How FATCA Compliance Just Got Easier
The US Treasury Department, through the IRS, is making it easier for financial institutions in foreign countries to comply with registration requirements under the Foreign Account Tax Compliance Act (FATCA). With the compliance deadline coming up on July 1, the timing couldn't be better.
Now the Treasury and IRS have announced that they will treat 19 countries as having agreed in principle to FATCA, at least through the end of 2014. They are also granting foreign banks in these countries an extra ten days to meet the registration deadline (IRS Announcement 2014-17). The details of the delay are available in a recent Thomson Reuters article.
A major purpose of FATCA, which was enacted as part of the Hiring Incentives to Restore Employment (HIRE) Act of 2010, is to uncover assets held in foreign banks and other offshore accounts by US taxpayers. These locations are often touted as "safe havens" from US taxing authorities. To promote compliance with US tax law, FATCA requires foreign financial institutions to report information about accounts held by US taxpayers directly to the IRS, even if the accounts hold only foreign assets.
Similarly, these institutions must report information on accounts held by foreign entities in which US taxpayers have a substantial ownership interest. If a bank refuses to disclose the information, it can be assessed a 30 percent withholding tax on certain US source payments, whether or not the recipient is a US taxpayer.
The law has triggered complaints in many countries that claim it violates privacy and banking secrecy laws. Havens such as Switzerland and the Cayman Islands have long-been identified as places where US citizens can stash funds without any fear of retribution.
The New FATCA 19
The nineteen countries that have agreed in substance to FATCA and will therefore be treated as having an IGA in effect through 2014:
- British Virgin Islands
- Czech Republic
- South Africa
- South Korea
To improve compliance within the global community, the Treasury has been negotiating intergovernmental agreements (IGAs) with dozens of jurisdictions. Thus far, however, only 26 have formalized agreements, with the deadline fast approaching. The latest announcement means that preferential treatment will be afforded to jurisdictions that reach agreements in substance before July 1 as long as they consent to having the status of their agreements disclosed. (More on these agreements can be found at the FATCA resource center.)
Basically, this announcement gives the financial institutions located in these countries an extra ten days to the upcoming registration deadlines.
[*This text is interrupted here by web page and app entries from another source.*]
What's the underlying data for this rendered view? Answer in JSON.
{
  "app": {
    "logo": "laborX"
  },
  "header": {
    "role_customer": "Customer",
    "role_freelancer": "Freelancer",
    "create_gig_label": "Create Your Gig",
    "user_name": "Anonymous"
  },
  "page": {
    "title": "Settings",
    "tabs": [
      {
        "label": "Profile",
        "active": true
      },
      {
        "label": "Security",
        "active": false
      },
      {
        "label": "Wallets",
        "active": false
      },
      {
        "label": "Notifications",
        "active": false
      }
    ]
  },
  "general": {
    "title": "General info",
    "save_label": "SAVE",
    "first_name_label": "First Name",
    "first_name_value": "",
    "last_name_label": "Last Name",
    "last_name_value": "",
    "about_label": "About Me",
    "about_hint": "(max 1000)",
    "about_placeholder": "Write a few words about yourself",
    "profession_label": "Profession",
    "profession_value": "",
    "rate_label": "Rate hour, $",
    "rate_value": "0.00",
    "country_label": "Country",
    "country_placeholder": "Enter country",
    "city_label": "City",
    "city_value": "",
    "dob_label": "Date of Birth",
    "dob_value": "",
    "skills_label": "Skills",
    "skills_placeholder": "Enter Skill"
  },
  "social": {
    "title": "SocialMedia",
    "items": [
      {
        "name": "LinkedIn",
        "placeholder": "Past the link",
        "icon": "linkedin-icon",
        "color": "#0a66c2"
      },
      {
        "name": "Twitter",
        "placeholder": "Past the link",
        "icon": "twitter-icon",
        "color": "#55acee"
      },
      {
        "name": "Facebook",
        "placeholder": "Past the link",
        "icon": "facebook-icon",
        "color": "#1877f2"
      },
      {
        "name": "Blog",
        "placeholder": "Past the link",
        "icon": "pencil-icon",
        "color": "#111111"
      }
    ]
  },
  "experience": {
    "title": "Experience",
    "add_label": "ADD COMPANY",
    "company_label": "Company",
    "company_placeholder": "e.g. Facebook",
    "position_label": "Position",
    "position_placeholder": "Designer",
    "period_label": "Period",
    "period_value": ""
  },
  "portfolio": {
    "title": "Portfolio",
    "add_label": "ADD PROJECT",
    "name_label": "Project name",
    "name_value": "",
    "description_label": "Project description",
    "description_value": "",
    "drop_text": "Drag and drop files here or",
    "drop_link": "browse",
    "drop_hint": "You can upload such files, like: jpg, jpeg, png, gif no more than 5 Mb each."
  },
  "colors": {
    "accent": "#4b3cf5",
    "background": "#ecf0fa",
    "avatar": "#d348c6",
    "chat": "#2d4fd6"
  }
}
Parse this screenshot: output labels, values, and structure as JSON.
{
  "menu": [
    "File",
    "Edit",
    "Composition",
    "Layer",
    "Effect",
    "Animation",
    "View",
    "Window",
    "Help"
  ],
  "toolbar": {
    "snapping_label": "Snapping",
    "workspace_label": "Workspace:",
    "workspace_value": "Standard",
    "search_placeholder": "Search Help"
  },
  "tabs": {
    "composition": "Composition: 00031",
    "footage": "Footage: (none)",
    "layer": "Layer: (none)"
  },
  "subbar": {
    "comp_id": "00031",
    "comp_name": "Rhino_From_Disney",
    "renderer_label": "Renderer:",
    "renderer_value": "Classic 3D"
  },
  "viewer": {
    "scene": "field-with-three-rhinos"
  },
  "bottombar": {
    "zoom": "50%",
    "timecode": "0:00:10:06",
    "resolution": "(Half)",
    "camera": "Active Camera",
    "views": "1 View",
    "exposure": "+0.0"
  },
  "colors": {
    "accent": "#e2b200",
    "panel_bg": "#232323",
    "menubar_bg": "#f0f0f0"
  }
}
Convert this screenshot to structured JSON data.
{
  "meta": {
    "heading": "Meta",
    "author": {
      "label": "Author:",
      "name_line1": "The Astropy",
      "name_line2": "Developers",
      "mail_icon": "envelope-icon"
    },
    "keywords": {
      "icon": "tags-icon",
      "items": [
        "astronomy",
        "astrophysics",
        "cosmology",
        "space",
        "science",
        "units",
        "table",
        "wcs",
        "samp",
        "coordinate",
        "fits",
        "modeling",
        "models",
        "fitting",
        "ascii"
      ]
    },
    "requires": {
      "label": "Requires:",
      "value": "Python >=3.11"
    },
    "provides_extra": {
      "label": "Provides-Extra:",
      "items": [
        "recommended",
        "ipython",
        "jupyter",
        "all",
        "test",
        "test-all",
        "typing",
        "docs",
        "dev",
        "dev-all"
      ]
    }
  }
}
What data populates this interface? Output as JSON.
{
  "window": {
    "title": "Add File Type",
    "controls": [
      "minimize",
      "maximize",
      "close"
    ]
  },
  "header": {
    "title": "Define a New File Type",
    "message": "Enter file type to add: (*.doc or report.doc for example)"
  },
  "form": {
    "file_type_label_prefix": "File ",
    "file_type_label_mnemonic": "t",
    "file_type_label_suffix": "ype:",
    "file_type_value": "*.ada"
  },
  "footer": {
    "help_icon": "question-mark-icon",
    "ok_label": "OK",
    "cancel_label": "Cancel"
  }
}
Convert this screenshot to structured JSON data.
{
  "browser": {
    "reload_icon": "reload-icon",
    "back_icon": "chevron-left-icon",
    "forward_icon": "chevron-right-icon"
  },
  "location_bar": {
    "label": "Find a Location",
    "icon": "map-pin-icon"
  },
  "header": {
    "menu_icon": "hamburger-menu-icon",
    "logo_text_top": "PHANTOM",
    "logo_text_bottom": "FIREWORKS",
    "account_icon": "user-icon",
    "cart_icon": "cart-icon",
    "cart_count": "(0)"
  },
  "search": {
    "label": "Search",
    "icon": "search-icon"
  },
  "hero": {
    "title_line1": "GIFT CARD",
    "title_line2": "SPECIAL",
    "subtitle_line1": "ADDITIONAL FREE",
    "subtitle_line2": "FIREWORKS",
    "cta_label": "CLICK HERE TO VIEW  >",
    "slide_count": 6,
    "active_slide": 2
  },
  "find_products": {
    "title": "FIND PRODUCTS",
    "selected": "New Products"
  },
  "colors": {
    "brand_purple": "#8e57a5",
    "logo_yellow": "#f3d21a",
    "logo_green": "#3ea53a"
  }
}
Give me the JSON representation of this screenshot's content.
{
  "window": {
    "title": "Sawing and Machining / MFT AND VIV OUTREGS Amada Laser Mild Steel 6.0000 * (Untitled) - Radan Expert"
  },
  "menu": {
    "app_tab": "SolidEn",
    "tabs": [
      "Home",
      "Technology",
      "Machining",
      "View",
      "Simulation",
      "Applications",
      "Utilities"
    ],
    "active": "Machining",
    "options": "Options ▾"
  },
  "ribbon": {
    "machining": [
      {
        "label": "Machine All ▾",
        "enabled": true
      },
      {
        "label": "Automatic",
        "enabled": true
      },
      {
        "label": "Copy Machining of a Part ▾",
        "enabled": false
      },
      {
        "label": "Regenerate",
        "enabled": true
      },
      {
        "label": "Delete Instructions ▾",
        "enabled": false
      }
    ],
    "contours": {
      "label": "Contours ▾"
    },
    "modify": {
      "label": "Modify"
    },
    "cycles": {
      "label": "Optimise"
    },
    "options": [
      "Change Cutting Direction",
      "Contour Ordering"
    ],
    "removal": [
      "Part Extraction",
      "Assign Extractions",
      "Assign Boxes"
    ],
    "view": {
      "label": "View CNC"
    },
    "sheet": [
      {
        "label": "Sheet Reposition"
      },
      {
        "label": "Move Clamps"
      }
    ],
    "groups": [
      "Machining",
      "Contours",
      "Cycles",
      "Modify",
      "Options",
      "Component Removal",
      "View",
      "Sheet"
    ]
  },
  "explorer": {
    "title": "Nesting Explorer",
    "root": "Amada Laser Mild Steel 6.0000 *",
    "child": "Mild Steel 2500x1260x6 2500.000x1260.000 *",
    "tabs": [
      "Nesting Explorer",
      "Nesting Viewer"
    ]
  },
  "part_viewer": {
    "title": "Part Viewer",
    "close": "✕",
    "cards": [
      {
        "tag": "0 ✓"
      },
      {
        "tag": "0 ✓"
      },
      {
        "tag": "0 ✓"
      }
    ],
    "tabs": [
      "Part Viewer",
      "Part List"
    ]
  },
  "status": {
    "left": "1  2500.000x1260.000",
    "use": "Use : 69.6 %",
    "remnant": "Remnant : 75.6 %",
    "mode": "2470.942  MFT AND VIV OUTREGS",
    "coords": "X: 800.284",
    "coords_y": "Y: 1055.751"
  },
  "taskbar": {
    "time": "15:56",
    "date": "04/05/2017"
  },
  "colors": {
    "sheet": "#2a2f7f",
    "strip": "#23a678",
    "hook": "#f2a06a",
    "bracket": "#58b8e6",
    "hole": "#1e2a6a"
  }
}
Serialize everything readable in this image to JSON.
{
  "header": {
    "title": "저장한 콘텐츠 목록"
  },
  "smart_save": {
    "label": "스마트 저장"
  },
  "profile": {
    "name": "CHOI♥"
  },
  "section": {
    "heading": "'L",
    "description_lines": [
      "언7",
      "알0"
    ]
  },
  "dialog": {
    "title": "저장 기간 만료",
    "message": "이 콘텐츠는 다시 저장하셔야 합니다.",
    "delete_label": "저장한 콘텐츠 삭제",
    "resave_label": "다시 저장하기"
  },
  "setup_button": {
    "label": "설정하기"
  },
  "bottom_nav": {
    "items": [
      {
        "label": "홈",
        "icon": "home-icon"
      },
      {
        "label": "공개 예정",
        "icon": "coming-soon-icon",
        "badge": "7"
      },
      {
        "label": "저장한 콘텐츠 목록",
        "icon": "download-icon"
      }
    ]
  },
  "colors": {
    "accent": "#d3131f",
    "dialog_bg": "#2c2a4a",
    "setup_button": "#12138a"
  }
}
The IRS says it can provide this extra time based on the performance of its registration system to date.
Currently, 19 more countries will be treated as having signed IGAs, effectively bringing the total of foreign jurisdictions in the fold to 45 (see sidebar). What's more, the IRS expects the list to expand in the coming weeks as more countries jump on the bandwagon.
"With 45 countries now considered to have IGAs in effect, and more jurisdictions far along in the process, the robust international support behind FATCA is undeniable," said Deputy Assistant Secretary for International Tax Affairs Robert B. Stack in a prepared statement. "Today's announcement both adds to our global effort against tax evasion and provides crucial clarity for financial institutions as they prepare to comply with FATCA starting on July 1."
Prior to the announcement, foreign institutions were required to register by April 25 to be included on the initial list. But now institutions will be added if they submit a complete registration form by May 5.